I got some white small spots on my cigars and also in the humidor, most likely it's mold. Can you please help me with a few tips?
One day you go to get a cigar out of your humidor and you notice something: there is a change in the appearance of your cigars. Maybe you see some fuzzy patches on your cigar wrappers, or perhaps some white spots on the cigars or the sides of the humidor. You immediately have a sinking feeling — could your cigars be ruined by mold? What can you do to identify, prevent, and remove mold from your cigars?
Is it Mold or Bloom?
First things first. You need to figure out whether the “mold” on your cigars is really mold or not. It could just as well be something else called bloom, or plume. As the oils in your cigar rise slowly to the surface, they crystallize at the top, giving a “dusted” appearance to the wrapper of your cigar. As bloom progresses, you will see whiteness coating your cigar—usually fairly evenly, though there may still be some spottiness to it.
Note that sometimes bloom does not form evenly. Sometimes it will take the form of white spots. If your cigar has white spots, it may be bloom and it may be mold. Look at the texture of the spots. If they look hairy or fibrous, they are mold. If they look crystalline/dusty, they are probably bloom. You can find a comparative picture in this article about cigar wrappers.
Bloom on cigars is not a problem. In fact, some cigar smokers prefer their cigars to have bloom.
Mold on the other hand is a fungus which appears on cigars when your humidor’s environment isn’t being properly maintained. Once the humidity level exceeds 80%, mold may start to form on the wrappers and the sides of the humidor. Look for telltale patches of blue or grey, green or white fuzz.
What to Do About Mold
If all you have is bloom, you don’t need to do anything about it. But if you have mold, take the moldy cigars and set them aside so the mold doesn’t spread to your other stogies, and wipe down the humidor’s interior walls using an isopropyl alcohol solution. The mold will be killed by the alcohol. Unfortunately, the mold may leave permanent stains on the humidor’s walls.
When you wipe down your humidor, if you do not see any stains, you may have only had bloom, but it’s not a guarantee.

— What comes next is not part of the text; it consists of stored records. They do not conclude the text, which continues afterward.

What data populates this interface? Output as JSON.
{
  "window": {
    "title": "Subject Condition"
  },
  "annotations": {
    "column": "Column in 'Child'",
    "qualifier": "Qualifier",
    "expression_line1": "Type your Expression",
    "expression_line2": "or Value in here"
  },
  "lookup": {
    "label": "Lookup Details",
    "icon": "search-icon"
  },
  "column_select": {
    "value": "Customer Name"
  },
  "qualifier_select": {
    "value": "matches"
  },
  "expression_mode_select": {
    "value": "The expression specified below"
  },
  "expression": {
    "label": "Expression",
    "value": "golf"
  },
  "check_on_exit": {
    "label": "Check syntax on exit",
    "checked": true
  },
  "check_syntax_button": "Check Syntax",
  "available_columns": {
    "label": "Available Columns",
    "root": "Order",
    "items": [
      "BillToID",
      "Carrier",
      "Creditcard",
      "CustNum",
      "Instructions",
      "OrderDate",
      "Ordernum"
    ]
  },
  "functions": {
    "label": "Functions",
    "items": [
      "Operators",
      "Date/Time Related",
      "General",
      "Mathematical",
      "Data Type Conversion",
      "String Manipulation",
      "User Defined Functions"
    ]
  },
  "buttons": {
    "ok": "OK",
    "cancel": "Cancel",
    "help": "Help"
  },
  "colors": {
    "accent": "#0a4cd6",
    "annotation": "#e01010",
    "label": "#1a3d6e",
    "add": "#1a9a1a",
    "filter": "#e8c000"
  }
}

If you do see stains, that’s an additional sign you do have mold. You can actually still smoke the moldy cigars (if the mold is white; if it's green or blue it's most likely that the cigar is lost), as long as the mold hasn’t spread to the interior. First you will want to kill that mold, though. You may be able to accomplish this by keeping the cigars outside your humidor for 36 hours and then putting them back inside. If you are feeling more aggressive, you can put them in the freezer.
You don’t want this to happen again, so reduce the humidity level in your humidor to around 72%, and make sure the temperature is around 70 degrees Fahrenheit. Some fluctuation is fine, as long as things stay within a reasonable range (about 66-79%). Outside that range, you’ll encounter problems with freshness. If your humidor is malfunctioning, you may have to replace it. Check on your cigars regularly to ensure your problem is solved.